Kemp's ridley sea turtles are the only species that nest in the day. The females lay 50 to 100 eggs in a clutch. And in the late spring to summer season, the females may lay two to three times, then take the following year off. When the turtles lay their eggs, they enter a trance state, where they tune everything out. This is the time the scientists take measurements and make observations of the turtle. It is also when the turtle is most vulnerable, especially since they like to nest in the tracks of soft sand made by vehicles. And they are prone to get run over because they blend well with the sand and they won't get out of the way. That's why teams patrol the beaches to spot and protect nesting or injured or ill turtles.

As with other reptiles, the temperature in the nest determines the sex of the hatchlings. Higher temperatures lead to more females. So the eggs near the top, close to feel the heat of the sun, are females. The eggs towards the bottom turn out to be males.

Once they grow up to be adults, the females will return to lay their eggs. But the males will live our their lives at sea.

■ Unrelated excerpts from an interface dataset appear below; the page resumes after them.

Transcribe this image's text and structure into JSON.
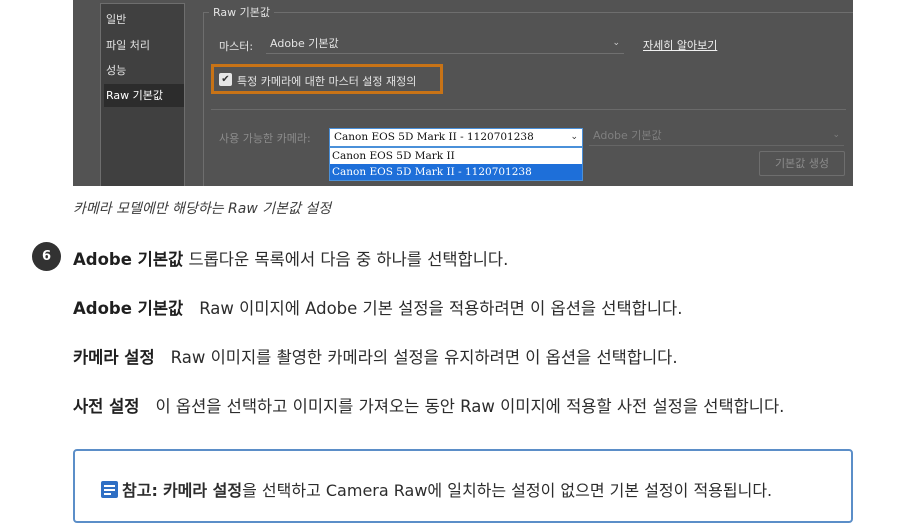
{
  "dialog": {
    "categories": [
      {
        "label": "일반"
      },
      {
        "label": "파일 처리"
      },
      {
        "label": "성능"
      },
      {
        "label": "Raw 기본값",
        "selected": true
      }
    ],
    "group_title": "Raw 기본값",
    "master_label": "마스터:",
    "master_value": "Adobe 기본값",
    "learn_more": "자세히 알아보기",
    "override_checkbox": {
      "label": "특정 카메라에 대한 마스터 설정 재정의",
      "checked": true
    },
    "camera_label": "사용 가능한 카메라:",
    "camera_selected": "Canon EOS 5D Mark II - 1120701238",
    "camera_options": [
      "Canon EOS 5D Mark II",
      "Canon EOS 5D Mark II - 1120701238"
    ],
    "camera_default_value": "Adobe 기본값",
    "create_default_button": "기본값 생성",
    "colors": {
      "highlight": "#c87316",
      "panel": "#535353",
      "selection": "#1e6fd9"
    }
  },
  "caption": "카메라 모델에만 해당하는 Raw 기본값 설정",
  "step": {
    "number": "6",
    "term": "Adobe 기본값",
    "text": " 드롭다운 목록에서 다음 중 하나를 선택합니다."
  },
  "options": [
    {
      "term": "Adobe 기본값",
      "desc": "Raw 이미지에 Adobe 기본 설정을 적용하려면 이 옵션을 선택합니다."
    },
    {
      "term": "카메라 설정",
      "desc": "Raw 이미지를 촬영한 카메라의 설정을 유지하려면 이 옵션을 선택합니다."
    },
    {
      "term": "사전 설정",
      "desc": "이 옵션을 선택하고 이미지를 가져오는 동안 Raw 이미지에 적용할 사전 설정을 선택합니다."
    }
  ],
  "note": {
    "icon": "note-icon",
    "label": "참고:",
    "term": "카메라 설정",
    "text": "을 선택하고 Camera Raw에 일치하는 설정이 없으면 기본 설정이 적용됩니다.",
    "border_color": "#5b8ec8"
  }
}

The team knows that the hatchlings are ready to hatch out of their shells by their activity. In their special sand incubators, the hatchlings start to move towards the surface, from a depth of a foot or so. The first hatchers create enough movement to cause the sand to form a divet, a hole, in the top of the sand. That signals that the frenzy, the act of crawling out the sand and towards the sea will begin soon, at the next sunrise. And since these are reptiles, cold blooded--unable to regulate their own body temperature, they need the warmth of the sun and a little time to get moving, and some late hatchers take a bit more time to wake up and warm up to get moving.

These are the little ones the park rangers bring around to show us. And after a little time warming up in the ranger's hands, the hatchling is ready to join their siblings all ready in or headed towards the sea. Then they are released and guarded as they make their way toward the waters of the Gulf of Mexico.

Please, No Flash Photography. The bright light disorients the hatchlings and ruins the imprinting process. Cute little babies, aren't they?

It takes 10 to 12 years for the baby hatchlings to mature. So, it will be at least 10 long years before we see the females from this clutch return to nest on these shores. Let's hope these babies all survive and thrive to adulthood.

Have a safe journey, little hatchlings! Y'all come back, now, ya hear!?!